Brief: Using the records below, filter for lines that contain the string "this" and copy them out.
Segment Start: Study material
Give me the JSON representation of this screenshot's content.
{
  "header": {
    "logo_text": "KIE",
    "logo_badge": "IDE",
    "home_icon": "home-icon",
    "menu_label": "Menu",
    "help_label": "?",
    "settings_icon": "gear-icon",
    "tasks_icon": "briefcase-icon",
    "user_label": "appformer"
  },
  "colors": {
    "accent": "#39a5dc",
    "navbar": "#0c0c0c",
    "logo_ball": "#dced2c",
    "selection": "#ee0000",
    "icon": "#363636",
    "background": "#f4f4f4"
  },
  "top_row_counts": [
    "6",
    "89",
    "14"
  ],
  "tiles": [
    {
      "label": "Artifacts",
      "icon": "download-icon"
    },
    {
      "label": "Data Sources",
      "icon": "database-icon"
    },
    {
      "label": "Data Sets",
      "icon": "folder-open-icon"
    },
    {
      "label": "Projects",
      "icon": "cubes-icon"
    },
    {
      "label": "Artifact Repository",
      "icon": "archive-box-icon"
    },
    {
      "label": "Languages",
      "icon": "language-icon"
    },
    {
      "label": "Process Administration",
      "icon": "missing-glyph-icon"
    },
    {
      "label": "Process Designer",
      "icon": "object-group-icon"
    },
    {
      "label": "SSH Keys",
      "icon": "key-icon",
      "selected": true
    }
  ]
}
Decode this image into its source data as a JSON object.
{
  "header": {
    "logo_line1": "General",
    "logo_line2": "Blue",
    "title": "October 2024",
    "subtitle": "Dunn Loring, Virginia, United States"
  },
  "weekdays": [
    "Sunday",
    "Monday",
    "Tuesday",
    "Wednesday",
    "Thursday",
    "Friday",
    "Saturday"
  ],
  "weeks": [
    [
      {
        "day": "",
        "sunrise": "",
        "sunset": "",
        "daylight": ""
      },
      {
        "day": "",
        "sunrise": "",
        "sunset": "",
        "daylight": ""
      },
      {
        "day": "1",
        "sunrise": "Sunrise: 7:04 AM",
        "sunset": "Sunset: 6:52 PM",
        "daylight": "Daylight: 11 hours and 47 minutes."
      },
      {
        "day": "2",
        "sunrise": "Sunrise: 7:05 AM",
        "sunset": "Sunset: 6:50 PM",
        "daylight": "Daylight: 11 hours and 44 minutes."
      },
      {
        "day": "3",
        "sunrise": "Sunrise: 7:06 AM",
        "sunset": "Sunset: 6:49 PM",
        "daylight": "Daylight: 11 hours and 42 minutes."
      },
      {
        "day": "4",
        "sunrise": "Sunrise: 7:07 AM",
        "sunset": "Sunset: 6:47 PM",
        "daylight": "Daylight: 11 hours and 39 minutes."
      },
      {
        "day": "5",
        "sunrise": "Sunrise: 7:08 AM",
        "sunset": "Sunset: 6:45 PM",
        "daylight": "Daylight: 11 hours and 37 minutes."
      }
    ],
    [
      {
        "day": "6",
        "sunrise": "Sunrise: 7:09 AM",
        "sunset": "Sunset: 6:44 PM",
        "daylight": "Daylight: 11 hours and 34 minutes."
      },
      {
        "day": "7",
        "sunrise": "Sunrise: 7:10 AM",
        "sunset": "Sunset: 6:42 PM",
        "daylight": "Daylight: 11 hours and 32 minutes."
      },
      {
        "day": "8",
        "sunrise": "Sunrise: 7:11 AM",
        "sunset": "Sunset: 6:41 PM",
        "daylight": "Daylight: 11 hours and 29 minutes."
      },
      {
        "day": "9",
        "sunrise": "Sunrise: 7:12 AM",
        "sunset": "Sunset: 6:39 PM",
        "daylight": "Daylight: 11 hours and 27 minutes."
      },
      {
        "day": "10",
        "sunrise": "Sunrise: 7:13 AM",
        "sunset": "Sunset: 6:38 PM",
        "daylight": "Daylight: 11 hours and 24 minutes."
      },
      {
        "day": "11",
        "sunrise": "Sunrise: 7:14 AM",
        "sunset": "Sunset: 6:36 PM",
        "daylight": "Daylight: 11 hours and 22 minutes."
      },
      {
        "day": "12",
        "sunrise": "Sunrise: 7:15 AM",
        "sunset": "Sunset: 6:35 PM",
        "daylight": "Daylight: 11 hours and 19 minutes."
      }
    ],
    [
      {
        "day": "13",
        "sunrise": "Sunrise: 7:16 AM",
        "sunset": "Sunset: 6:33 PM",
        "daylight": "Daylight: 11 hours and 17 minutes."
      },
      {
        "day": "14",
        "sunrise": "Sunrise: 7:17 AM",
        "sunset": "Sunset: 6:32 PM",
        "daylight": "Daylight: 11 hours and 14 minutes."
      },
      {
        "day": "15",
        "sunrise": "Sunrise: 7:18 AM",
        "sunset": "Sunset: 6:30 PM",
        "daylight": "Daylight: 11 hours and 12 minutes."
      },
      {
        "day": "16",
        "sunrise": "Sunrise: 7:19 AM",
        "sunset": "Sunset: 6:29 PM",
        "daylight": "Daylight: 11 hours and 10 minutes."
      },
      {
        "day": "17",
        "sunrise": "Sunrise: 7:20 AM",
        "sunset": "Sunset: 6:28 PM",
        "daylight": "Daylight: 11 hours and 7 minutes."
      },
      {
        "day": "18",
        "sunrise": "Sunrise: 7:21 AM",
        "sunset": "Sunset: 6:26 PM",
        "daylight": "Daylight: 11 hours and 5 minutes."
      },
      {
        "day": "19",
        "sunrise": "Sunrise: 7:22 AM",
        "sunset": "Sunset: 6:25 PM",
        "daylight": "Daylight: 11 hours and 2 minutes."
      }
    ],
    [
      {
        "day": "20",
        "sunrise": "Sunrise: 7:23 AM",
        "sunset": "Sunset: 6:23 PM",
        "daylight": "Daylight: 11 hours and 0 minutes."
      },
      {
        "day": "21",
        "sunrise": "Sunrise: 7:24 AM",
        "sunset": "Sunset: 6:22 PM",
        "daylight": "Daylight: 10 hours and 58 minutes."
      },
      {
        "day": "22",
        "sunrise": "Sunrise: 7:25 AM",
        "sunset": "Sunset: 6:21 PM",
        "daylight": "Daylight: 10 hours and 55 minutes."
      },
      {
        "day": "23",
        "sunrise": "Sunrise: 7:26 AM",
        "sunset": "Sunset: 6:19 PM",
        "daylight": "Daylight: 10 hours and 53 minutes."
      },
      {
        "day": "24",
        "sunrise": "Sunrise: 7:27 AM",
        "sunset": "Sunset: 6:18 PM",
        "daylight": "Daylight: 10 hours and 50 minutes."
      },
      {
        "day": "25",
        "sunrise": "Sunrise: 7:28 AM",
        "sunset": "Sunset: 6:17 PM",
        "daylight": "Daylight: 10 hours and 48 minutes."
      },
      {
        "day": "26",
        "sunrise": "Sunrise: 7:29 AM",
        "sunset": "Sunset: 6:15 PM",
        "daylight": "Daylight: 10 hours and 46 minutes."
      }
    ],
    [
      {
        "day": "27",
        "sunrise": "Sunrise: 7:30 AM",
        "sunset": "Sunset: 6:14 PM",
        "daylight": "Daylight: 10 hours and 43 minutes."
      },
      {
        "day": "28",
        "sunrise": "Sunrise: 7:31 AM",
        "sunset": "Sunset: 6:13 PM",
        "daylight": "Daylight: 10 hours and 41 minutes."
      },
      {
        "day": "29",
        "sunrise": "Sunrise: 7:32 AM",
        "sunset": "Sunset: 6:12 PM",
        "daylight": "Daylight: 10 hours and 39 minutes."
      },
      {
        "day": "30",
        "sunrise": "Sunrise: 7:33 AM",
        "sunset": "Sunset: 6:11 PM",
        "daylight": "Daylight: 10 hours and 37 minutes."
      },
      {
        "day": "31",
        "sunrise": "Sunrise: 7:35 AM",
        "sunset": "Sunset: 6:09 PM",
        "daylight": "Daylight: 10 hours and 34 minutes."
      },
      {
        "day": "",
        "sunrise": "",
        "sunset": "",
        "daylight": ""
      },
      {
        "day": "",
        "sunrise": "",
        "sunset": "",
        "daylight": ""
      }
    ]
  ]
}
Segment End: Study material
Task solution:
Give me the JSON representation of this screenshot's content.
Decode this image into its source data as a JSON object.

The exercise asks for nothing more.